◆ **What is needed**: Each line that holds the string "true" counts once. Say how many such lines the entries have, giving the number only.

◆ **Extracted data**:
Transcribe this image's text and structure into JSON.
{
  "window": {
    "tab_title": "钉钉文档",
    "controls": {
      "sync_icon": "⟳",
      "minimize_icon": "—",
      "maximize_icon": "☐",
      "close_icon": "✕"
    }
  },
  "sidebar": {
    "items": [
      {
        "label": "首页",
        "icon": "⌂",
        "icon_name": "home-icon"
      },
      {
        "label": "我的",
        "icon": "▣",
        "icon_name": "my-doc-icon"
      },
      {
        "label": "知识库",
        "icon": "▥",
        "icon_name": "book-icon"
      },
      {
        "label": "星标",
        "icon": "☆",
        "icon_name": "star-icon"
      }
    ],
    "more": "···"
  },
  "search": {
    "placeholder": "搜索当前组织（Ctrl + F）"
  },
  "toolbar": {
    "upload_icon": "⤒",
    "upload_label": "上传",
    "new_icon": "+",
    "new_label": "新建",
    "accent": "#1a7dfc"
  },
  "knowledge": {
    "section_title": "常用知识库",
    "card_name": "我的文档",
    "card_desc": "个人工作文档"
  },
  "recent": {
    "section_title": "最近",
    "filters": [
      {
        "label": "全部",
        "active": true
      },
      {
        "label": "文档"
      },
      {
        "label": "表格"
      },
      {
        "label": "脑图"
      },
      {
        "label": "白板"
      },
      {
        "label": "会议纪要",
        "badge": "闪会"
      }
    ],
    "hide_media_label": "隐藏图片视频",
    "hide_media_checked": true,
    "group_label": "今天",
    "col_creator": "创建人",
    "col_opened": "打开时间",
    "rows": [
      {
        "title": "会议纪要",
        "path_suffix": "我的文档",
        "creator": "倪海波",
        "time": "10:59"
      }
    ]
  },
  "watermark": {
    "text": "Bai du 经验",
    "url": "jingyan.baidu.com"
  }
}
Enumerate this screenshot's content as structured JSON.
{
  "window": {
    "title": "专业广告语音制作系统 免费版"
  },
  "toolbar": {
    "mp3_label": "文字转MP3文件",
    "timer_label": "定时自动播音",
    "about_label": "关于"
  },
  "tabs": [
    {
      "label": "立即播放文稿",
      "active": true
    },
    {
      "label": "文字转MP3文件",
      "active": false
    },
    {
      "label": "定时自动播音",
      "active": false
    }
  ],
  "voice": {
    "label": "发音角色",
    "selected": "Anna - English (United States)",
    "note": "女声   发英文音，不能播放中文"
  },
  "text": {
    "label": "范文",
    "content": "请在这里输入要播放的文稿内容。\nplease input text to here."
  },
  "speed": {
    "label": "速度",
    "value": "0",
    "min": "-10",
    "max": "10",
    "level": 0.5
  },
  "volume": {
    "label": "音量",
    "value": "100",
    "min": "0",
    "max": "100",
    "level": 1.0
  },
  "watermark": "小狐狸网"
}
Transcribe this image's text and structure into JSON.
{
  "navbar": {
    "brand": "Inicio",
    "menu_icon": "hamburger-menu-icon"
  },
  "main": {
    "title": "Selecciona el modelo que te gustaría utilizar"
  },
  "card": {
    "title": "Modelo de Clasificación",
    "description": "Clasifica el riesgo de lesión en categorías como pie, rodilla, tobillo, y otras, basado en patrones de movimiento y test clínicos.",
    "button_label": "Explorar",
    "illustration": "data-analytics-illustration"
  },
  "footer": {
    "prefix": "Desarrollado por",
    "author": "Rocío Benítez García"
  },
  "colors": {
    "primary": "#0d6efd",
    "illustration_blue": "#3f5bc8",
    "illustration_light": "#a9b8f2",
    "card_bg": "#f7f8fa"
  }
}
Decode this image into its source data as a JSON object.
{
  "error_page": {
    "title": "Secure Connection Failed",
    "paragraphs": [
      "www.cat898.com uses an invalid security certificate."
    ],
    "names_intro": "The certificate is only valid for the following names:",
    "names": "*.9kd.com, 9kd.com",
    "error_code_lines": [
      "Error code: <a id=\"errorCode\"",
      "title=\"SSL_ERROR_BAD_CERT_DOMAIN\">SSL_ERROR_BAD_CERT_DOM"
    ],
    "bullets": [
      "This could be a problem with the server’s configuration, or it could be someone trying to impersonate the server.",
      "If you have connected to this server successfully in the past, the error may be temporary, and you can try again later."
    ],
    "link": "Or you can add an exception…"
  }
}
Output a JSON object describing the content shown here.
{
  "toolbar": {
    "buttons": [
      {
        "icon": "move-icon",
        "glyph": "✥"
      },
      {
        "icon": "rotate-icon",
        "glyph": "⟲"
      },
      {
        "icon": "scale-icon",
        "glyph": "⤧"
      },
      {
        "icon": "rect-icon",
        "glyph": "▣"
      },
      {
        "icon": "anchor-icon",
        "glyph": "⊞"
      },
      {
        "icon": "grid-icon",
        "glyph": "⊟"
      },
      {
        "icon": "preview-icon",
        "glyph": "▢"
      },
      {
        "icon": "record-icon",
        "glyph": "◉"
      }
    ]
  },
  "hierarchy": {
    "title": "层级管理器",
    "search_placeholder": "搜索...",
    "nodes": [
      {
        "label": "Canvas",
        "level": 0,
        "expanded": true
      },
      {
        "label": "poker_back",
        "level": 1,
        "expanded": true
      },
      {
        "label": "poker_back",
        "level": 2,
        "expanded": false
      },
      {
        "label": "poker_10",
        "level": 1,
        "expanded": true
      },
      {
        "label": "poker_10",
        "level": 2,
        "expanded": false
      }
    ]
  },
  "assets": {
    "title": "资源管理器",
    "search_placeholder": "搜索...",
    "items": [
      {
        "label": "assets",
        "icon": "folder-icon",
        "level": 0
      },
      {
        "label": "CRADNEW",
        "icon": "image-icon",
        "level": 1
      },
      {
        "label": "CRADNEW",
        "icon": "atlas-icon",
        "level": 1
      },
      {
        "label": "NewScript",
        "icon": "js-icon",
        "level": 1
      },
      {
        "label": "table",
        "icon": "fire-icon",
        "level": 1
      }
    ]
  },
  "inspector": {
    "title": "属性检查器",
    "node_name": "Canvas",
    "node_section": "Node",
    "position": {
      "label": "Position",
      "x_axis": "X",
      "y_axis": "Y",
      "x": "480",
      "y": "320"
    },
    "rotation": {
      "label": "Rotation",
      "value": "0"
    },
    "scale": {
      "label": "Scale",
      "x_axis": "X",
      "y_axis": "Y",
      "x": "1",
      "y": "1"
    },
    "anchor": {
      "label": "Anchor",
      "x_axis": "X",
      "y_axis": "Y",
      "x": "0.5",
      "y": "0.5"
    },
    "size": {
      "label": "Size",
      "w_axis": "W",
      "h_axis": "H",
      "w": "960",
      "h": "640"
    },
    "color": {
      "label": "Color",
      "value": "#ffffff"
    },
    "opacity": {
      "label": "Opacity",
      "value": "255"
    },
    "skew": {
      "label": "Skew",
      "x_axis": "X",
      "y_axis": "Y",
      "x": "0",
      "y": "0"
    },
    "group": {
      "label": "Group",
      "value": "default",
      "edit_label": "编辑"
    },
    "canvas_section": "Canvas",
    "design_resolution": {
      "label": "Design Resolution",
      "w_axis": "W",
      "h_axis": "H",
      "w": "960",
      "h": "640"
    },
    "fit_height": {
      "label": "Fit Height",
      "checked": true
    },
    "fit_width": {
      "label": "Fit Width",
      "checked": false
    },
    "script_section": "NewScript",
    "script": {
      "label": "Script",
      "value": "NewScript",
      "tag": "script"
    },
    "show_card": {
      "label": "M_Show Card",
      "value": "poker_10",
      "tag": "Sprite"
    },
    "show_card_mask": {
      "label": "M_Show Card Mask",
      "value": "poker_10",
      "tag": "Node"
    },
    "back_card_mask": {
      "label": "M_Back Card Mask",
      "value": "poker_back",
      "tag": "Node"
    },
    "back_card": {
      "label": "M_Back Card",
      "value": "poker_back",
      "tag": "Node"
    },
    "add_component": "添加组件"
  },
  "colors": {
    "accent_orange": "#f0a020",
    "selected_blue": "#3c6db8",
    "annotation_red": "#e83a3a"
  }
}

◆ **Response to the task**: 7